> **What you are asked to do**
The whole listing should come back exactly as written, except for the pictures.

[Source material]

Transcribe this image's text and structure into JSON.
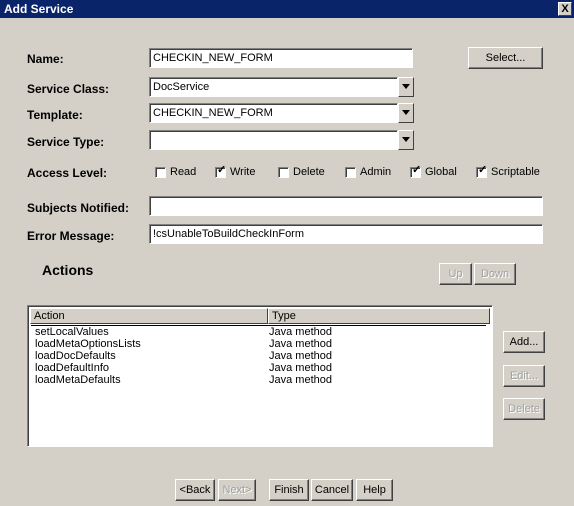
{
  "window": {
    "title": "Add Service",
    "close_glyph": "X"
  },
  "form": {
    "name": {
      "label": "Name:",
      "value": "CHECKIN_NEW_FORM"
    },
    "select_label": "Select...",
    "service_class": {
      "label": "Service Class:",
      "value": "DocService"
    },
    "template": {
      "label": "Template:",
      "value": "CHECKIN_NEW_FORM"
    },
    "service_type": {
      "label": "Service Type:",
      "value": ""
    },
    "access_level": {
      "label": "Access Level:",
      "options": [
        {
          "label": "Read",
          "checked": false
        },
        {
          "label": "Write",
          "checked": true
        },
        {
          "label": "Delete",
          "checked": false
        },
        {
          "label": "Admin",
          "checked": false
        },
        {
          "label": "Global",
          "checked": true
        },
        {
          "label": "Scriptable",
          "checked": true
        }
      ]
    },
    "subjects_notified": {
      "label": "Subjects Notified:",
      "value": ""
    },
    "error_message": {
      "label": "Error Message:",
      "value": "!csUnableToBuildCheckInForm"
    }
  },
  "actions": {
    "title": "Actions",
    "up_label": "Up",
    "down_label": "Down",
    "columns": [
      "Action",
      "Type"
    ],
    "rows": [
      {
        "action": "setLocalValues",
        "type": "Java method"
      },
      {
        "action": "loadMetaOptionsLists",
        "type": "Java method"
      },
      {
        "action": "loadDocDefaults",
        "type": "Java method"
      },
      {
        "action": "loadDefaultInfo",
        "type": "Java method"
      },
      {
        "action": "loadMetaDefaults",
        "type": "Java method"
      }
    ],
    "add_label": "Add...",
    "edit_label": "Edit...",
    "delete_label": "Delete"
  },
  "footer": {
    "back_label": "<Back",
    "next_label": "Next>",
    "finish_label": "Finish",
    "cancel_label": "Cancel",
    "help_label": "Help"
  },
  "colors": {
    "titlebar": "#0a246a",
    "dialog_bg": "#d4d0c8"
  }
}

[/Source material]

> **Response**
Transcribe this image's text and structure into JSON.
{
  "window": {
    "title": "Add Service",
    "close_glyph": "X"
  },
  "form": {
    "name": {
      "label": "Name:",
      "value": "CHECKIN_NEW_FORM"
    },
    "select_label": "Select...",
    "service_class": {
      "label": "Service Class:",
      "value": "DocService"
    },
    "template": {
      "label": "Template:",
      "value": "CHECKIN_NEW_FORM"
    },
    "service_type": {
      "label": "Service Type:",
      "value": ""
    },
    "access_level": {
      "label": "Access Level:",
      "options": [
        {
          "label": "Read",
          "checked": false
        },
        {
          "label": "Write",
          "checked": true
        },
        {
          "label": "Delete",
          "checked": false
        },
        {
          "label": "Admin",
          "checked": false
        },
        {
          "label": "Global",
          "checked": true
        },
        {
          "label": "Scriptable",
          "checked": true
        }
      ]
    },
    "subjects_notified": {
      "label": "Subjects Notified:",
      "value": ""
    },
    "error_message": {
      "label": "Error Message:",
      "value": "!csUnableToBuildCheckInForm"
    }
  },
  "actions": {
    "title": "Actions",
    "up_label": "Up",
    "down_label": "Down",
    "columns": [
      "Action",
      "Type"
    ],
    "rows": [
      {
        "action": "setLocalValues",
        "type": "Java method"
      },
      {
        "action": "loadMetaOptionsLists",
        "type": "Java method"
      },
      {
        "action": "loadDocDefaults",
        "type": "Java method"
      },
      {
        "action": "loadDefaultInfo",
        "type": "Java method"
      },
      {
        "action": "loadMetaDefaults",
        "type": "Java method"
      }
    ],
    "add_label": "Add...",
    "edit_label": "Edit...",
    "delete_label": "Delete"
  },
  "footer": {
    "back_label": "<Back",
    "next_label": "Next>",
    "finish_label": "Finish",
    "cancel_label": "Cancel",
    "help_label": "Help"
  },
  "colors": {
    "titlebar": "#0a246a",
    "dialog_bg": "#d4d0c8"
  }
}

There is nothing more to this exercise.